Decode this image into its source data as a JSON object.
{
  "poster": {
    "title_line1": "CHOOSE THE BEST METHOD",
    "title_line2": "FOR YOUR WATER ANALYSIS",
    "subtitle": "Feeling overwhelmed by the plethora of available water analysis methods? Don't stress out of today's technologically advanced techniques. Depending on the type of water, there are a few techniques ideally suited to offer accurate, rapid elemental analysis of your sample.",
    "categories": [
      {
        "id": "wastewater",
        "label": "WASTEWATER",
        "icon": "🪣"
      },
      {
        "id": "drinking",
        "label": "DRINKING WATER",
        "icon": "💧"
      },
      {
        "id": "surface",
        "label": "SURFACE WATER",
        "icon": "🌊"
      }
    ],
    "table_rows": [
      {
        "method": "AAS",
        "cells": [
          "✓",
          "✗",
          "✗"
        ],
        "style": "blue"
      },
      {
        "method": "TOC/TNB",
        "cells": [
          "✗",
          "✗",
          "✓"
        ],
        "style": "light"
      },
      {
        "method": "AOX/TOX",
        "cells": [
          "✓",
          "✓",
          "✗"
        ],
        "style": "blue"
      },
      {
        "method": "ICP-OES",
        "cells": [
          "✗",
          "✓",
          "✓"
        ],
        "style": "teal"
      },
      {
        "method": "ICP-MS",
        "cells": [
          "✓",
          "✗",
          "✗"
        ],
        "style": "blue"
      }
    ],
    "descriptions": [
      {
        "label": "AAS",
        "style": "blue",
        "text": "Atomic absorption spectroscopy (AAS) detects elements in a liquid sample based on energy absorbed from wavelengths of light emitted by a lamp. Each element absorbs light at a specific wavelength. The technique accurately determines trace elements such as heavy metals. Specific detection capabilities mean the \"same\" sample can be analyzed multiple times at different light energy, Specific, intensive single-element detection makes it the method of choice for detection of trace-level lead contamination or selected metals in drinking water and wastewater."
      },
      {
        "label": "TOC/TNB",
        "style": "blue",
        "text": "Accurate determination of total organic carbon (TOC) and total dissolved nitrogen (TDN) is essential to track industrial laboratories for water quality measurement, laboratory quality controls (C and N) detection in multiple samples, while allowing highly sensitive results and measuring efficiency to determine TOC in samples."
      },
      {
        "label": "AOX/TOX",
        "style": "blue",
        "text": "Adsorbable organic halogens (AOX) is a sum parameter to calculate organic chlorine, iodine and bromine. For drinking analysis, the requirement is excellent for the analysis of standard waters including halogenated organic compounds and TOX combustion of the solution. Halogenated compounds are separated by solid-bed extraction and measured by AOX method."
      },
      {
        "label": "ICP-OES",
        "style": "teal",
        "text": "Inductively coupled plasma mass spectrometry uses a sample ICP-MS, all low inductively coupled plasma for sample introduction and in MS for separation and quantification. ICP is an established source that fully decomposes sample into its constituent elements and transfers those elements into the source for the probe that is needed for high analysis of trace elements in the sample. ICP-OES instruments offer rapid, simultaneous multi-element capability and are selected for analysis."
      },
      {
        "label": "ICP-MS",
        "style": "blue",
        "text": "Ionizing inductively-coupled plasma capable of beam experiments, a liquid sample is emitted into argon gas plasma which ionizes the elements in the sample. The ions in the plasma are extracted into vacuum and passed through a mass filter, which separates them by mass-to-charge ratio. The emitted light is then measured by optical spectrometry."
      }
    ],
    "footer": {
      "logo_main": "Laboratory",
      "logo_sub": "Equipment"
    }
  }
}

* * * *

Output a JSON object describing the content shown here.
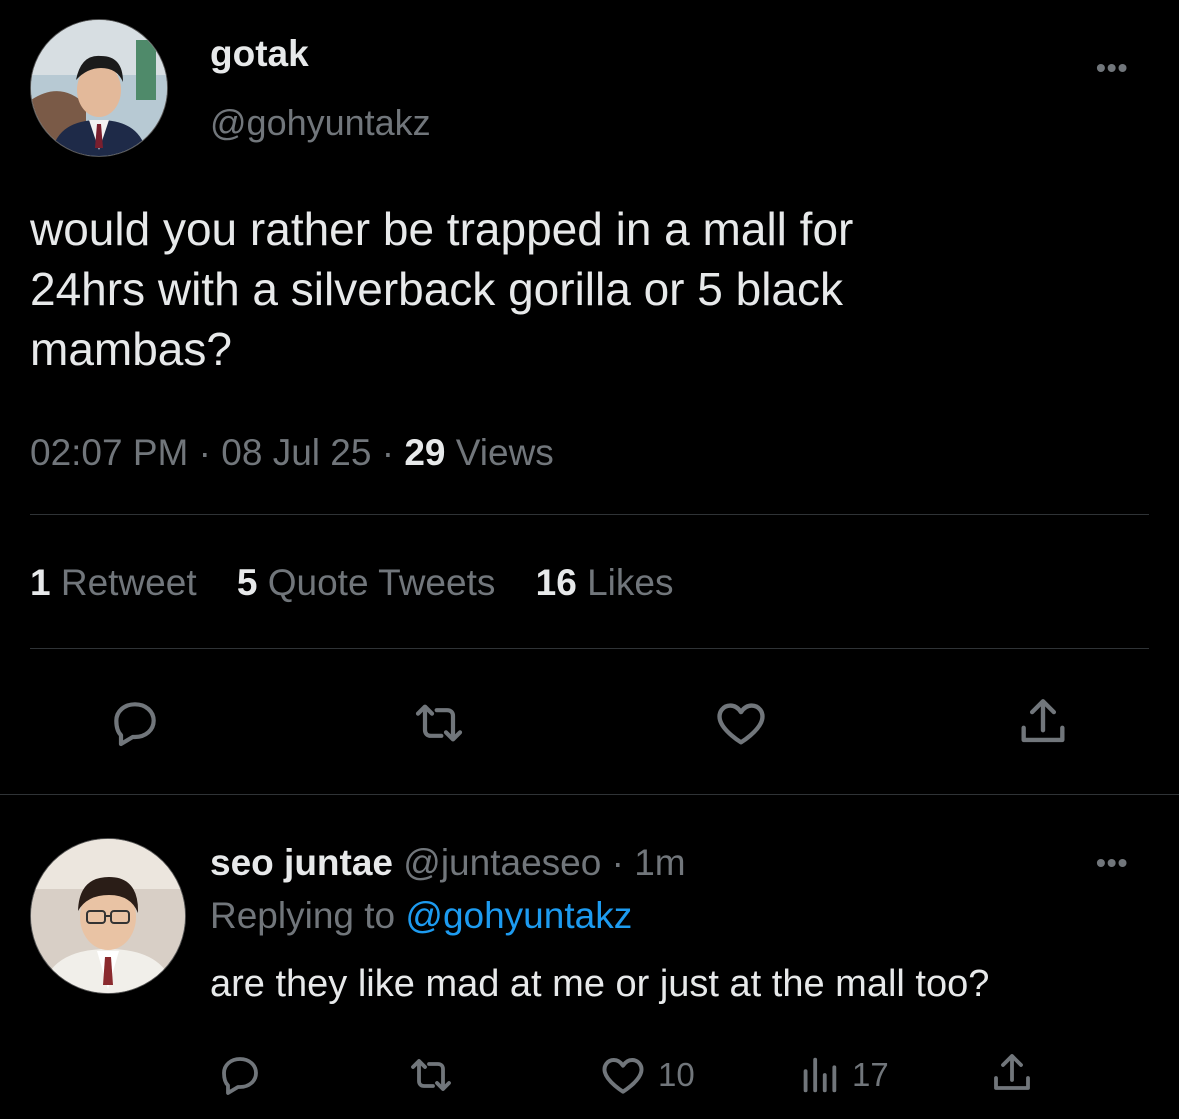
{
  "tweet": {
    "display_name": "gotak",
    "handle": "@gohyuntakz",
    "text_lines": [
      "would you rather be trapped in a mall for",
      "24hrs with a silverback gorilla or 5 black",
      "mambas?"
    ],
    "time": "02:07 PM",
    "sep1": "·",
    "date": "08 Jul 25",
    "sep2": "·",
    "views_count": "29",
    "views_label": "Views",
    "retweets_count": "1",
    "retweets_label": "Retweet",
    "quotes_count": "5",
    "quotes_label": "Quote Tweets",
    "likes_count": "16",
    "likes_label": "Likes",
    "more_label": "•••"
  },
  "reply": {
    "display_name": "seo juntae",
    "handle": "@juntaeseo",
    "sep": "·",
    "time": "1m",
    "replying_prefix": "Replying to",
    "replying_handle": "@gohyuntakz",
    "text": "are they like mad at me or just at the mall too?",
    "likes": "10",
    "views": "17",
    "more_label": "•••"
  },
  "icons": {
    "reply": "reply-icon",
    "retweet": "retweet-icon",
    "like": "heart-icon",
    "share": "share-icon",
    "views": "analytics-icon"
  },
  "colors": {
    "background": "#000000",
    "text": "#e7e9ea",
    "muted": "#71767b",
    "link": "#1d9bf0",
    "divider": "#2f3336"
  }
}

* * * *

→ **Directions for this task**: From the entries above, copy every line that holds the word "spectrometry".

→ **Task answer**:
        "text": "Inductively coupled plasma mass spectrometry uses a sample ICP-MS, all low inductively coupled plasma for sample introduction and in MS for separation and quantification. ICP is an established source that fully decomposes sample into its constituent elements and transfers those elements into the source for the probe that is needed for high analysis of trace elements in the sample. ICP-OES instruments offer rapid, simultaneous multi-element capability and are selected for analysis."
        "text": "Ionizing inductively-coupled plasma capable of beam experiments, a liquid sample is emitted into argon gas plasma which ionizes the elements in the sample. The ions in the plasma are extracted into vacuum and passed through a mass filter, which separates them by mass-to-charge ratio. The emitted light is then measured by optical spectrometry."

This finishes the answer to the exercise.